--- Data listing ---
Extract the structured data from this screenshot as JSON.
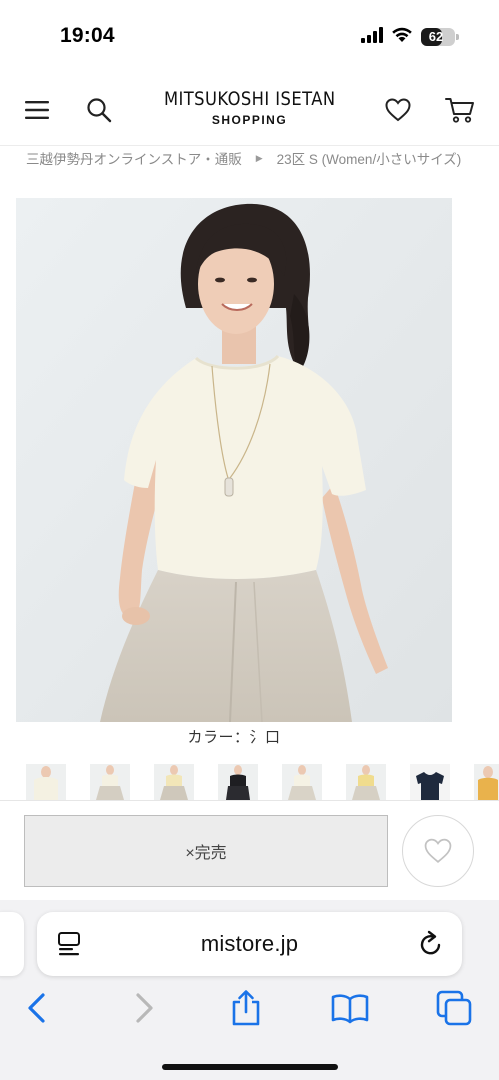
{
  "status_bar": {
    "time": "19:04",
    "battery": 62,
    "battery_label": "62",
    "icons": [
      "signal-icon",
      "wifi-icon",
      "battery-icon"
    ]
  },
  "header": {
    "logo_main": "MITSUKOSHI ISETAN",
    "logo_sub": "SHOPPING",
    "icons": [
      "menu-icon",
      "search-icon",
      "heart-icon",
      "cart-icon"
    ]
  },
  "breadcrumb": {
    "items": [
      "三越伊勢丹オンラインストア・通販",
      "23区 S (Women/小さいサイズ)"
    ]
  },
  "product": {
    "color_label": "カラー：氵口"
  },
  "buy_bar": {
    "soldout_label": "×完売",
    "icons": [
      "heart-icon"
    ]
  },
  "safari": {
    "url": "mistore.jp",
    "icons": [
      "tab-overview-icon",
      "reload-icon",
      "back-icon",
      "forward-icon",
      "share-icon",
      "bookmarks-icon",
      "tabs-icon"
    ]
  },
  "colors": {
    "accent_blue": "#1a73e8",
    "disabled_gray": "#b8b8b8",
    "soldout_bg": "#ececec"
  }
}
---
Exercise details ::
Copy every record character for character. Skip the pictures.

Task answer ::
Extract the structured data from this screenshot as JSON.
{
  "status_bar": {
    "time": "19:04",
    "battery": 62,
    "battery_label": "62",
    "icons": [
      "signal-icon",
      "wifi-icon",
      "battery-icon"
    ]
  },
  "header": {
    "logo_main": "MITSUKOSHI ISETAN",
    "logo_sub": "SHOPPING",
    "icons": [
      "menu-icon",
      "search-icon",
      "heart-icon",
      "cart-icon"
    ]
  },
  "breadcrumb": {
    "items": [
      "三越伊勢丹オンラインストア・通販",
      "23区 S (Women/小さいサイズ)"
    ]
  },
  "product": {
    "color_label": "カラー：氵口"
  },
  "buy_bar": {
    "soldout_label": "×完売",
    "icons": [
      "heart-icon"
    ]
  },
  "safari": {
    "url": "mistore.jp",
    "icons": [
      "tab-overview-icon",
      "reload-icon",
      "back-icon",
      "forward-icon",
      "share-icon",
      "bookmarks-icon",
      "tabs-icon"
    ]
  },
  "colors": {
    "accent_blue": "#1a73e8",
    "disabled_gray": "#b8b8b8",
    "soldout_bg": "#ececec"
  }
}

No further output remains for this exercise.